§ Problem requirements: The entries should be given again in full. Alter nothing.
#### Records for the task ####
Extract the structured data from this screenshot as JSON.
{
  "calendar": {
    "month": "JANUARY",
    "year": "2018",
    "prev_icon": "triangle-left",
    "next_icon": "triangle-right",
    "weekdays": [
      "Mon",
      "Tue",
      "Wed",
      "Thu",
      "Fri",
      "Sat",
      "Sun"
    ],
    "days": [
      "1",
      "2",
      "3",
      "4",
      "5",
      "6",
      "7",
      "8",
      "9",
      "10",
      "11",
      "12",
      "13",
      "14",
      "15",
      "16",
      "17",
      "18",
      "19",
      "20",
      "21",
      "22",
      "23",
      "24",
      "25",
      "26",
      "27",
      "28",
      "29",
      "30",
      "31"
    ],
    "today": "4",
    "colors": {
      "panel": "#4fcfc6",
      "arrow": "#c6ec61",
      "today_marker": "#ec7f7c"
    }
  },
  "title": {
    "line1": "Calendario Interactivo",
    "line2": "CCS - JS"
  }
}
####
§ Finished exercise:
Extract the structured data from this screenshot as JSON.
{
  "calendar": {
    "month": "JANUARY",
    "year": "2018",
    "prev_icon": "triangle-left",
    "next_icon": "triangle-right",
    "weekdays": [
      "Mon",
      "Tue",
      "Wed",
      "Thu",
      "Fri",
      "Sat",
      "Sun"
    ],
    "days": [
      "1",
      "2",
      "3",
      "4",
      "5",
      "6",
      "7",
      "8",
      "9",
      "10",
      "11",
      "12",
      "13",
      "14",
      "15",
      "16",
      "17",
      "18",
      "19",
      "20",
      "21",
      "22",
      "23",
      "24",
      "25",
      "26",
      "27",
      "28",
      "29",
      "30",
      "31"
    ],
    "today": "4",
    "colors": {
      "panel": "#4fcfc6",
      "arrow": "#c6ec61",
      "today_marker": "#ec7f7c"
    }
  },
  "title": {
    "line1": "Calendario Interactivo",
    "line2": "CCS - JS"
  }
}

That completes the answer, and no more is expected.